"All three deals had to be resubmitted to the league last week because of an unrelated issue with some of the guaranteed money, but they have since been approved."

Miguel said...

Does the provision that rookie's deal can not be renegotiated for two years override the completion bonus?? That is, the inclusion of a completion bonus does not seem to provide any benefit to a team that is not already
provided.

To clarify my question, if a team can give a rookie a completion bonus, then they could give it to him even if the player has missed TC or games because he would not missed any games under his contract. That just seems wrong to me.

Miguel said...

Can a player who is signed to a current contract be extended and have the completion bonus as part of the extension???That is, the inclusion of a completion bonus does not seem to provide a benefit (other than getting around
the 30% rule) to a team when they are extending a player.

AdamJT13 said...

A completion bonus seems to protect the team against any action by the player that would prevent him from fulfilling his contract requirements for that season. Apparently, that includes off-the-field problems as well as holdouts. And the CBA has a mention of completion bonuses for rookies, so they appear to be allowed in rookies' contracts.

Miguel said...

Since a completion bonus is considered a likely to be earned incentive for rookies and is valued at 100%, would not a 2009 completion bonus for a rookie be counted against the 2009 cap (albeit prorated over the life of the contract)??

AdamJT13 said...

If the completion bonus is paid in 2010, as the Saints' completion bonuses are, the proration apparently begins in 2010. Teams also could designate a completion bonus in a rookie's contract as earned in 2010 and paid in 2011. The question is whether completion bonuses are excluded from the 25 Percent Rule as they are from the 30 Percent Rule, but the CBA doesn't specify whether they are.

Miguel said...

I should have been clearer. Since the completion rule is considered an incentive for rookies AND because LTBE incentives are supposed to hit the 2009 cap when they are reached, should not the completion bonus be paid in 2009??

AdamJT13 said...

The money wouldn't have to be paid until the contract says it has to be paid. And it wouldn't necessarily count against the 2009 cap, just as other incentives paid in 2010 wouldn't count in 2010. An escalator clause, for example, could be triggered in 2009 by an LTBE incentive, paid in 2010 and count against the cap in 2010.

Without examples of previous completion bonuses to look at, it's impossible to know exactly how they would be treated in a rookie's contract. But at least we know for sure that the loophole can be used in veterans' contracts.

Future GM said...

I understand the concept of lowering the cap hit for the current year. That's a beautiful thing for GM's. But, the problem this poses is a larger cap hit in the succeeding years, right? So it's a short-term solution creating a longer term problem. And if the bonus becomes guaranteed, then even if a player is released that money becomes "dead money." Money that takes up a portion of the cap allotment but isn't being paid to a member currently on the team.

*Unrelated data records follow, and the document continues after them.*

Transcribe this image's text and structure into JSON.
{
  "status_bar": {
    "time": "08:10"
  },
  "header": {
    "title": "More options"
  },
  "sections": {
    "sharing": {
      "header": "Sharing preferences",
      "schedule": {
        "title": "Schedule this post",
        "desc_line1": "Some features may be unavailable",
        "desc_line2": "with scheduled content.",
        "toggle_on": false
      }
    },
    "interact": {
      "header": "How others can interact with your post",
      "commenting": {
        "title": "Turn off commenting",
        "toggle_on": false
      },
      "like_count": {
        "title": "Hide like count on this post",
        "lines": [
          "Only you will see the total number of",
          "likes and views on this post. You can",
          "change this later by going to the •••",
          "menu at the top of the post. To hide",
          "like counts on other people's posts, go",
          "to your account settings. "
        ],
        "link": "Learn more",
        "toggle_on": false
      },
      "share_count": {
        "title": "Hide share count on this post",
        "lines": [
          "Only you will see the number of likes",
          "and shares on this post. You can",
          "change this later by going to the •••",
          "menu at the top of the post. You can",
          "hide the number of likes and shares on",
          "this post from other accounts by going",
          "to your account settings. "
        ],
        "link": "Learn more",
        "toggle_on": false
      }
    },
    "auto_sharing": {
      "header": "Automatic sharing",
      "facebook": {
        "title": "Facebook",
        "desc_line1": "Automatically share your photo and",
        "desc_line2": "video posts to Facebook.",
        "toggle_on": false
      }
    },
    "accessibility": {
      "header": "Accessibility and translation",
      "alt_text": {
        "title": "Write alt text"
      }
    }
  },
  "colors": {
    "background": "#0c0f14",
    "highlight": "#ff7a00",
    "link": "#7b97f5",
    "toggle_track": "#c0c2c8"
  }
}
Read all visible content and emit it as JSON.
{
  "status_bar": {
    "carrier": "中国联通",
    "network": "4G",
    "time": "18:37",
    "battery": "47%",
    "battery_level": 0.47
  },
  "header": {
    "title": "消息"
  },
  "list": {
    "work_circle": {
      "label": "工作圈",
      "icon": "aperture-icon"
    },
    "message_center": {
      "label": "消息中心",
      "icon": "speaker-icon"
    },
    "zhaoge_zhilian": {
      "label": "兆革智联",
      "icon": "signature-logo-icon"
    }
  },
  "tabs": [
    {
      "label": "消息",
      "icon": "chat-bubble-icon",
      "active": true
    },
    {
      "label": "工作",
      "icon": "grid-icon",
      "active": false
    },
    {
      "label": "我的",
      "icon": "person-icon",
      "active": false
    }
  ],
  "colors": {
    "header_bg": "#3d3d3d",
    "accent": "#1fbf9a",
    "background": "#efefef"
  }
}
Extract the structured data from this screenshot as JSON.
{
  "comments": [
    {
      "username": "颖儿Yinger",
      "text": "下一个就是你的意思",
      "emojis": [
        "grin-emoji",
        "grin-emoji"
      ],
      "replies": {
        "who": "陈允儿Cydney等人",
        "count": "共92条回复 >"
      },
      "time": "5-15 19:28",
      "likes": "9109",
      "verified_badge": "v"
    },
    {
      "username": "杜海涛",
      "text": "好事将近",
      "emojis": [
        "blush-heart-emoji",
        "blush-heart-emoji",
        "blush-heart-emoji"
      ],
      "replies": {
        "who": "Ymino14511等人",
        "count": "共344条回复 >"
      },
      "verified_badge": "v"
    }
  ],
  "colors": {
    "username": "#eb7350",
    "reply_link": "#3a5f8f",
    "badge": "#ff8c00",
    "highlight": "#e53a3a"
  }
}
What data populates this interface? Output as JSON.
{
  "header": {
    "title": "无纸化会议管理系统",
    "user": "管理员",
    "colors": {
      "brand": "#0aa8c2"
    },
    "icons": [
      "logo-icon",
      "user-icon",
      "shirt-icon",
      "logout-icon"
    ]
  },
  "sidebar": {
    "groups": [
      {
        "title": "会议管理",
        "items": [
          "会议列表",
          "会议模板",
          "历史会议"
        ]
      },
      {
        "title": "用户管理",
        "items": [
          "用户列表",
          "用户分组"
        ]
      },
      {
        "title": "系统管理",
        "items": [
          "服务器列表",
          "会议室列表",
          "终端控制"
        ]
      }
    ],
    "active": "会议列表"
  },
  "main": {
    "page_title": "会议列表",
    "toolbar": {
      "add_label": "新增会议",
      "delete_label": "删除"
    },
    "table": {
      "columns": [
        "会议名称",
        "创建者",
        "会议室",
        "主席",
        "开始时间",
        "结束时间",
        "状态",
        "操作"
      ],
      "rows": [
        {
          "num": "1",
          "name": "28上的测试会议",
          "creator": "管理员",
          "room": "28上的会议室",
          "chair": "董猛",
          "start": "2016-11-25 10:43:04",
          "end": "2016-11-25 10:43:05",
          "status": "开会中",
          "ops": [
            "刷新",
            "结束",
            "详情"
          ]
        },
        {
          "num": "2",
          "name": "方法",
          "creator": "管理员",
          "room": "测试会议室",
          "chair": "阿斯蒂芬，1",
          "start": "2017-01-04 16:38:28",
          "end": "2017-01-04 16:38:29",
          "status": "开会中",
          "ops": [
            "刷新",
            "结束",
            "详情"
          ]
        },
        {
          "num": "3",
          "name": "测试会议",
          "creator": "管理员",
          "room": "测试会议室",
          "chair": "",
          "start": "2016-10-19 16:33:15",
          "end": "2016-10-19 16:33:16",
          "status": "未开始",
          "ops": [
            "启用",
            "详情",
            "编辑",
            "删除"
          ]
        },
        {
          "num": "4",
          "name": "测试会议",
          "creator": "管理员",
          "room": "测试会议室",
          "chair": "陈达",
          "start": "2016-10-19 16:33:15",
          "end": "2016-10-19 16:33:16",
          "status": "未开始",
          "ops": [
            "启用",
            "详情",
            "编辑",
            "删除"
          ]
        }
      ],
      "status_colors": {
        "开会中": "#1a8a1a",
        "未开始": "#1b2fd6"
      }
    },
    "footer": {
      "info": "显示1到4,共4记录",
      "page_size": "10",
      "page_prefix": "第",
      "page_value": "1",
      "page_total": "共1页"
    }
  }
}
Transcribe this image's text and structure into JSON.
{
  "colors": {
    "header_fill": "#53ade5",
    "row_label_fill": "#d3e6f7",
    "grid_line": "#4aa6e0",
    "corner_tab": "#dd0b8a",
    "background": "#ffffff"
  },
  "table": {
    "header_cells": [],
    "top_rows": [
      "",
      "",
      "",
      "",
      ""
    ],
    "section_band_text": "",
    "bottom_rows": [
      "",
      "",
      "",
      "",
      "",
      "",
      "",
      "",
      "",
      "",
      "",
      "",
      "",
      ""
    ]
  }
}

So I guess my question is, isn't this a sort of like picking at a scab? Sure it makes the wound look better now, but it will cause it to scar later on. So is there a real solid use to this that I'm missing?

TIM said...

The Nineres just used this loophole to give Patrick Willis a 5 year 53 million dollar deal !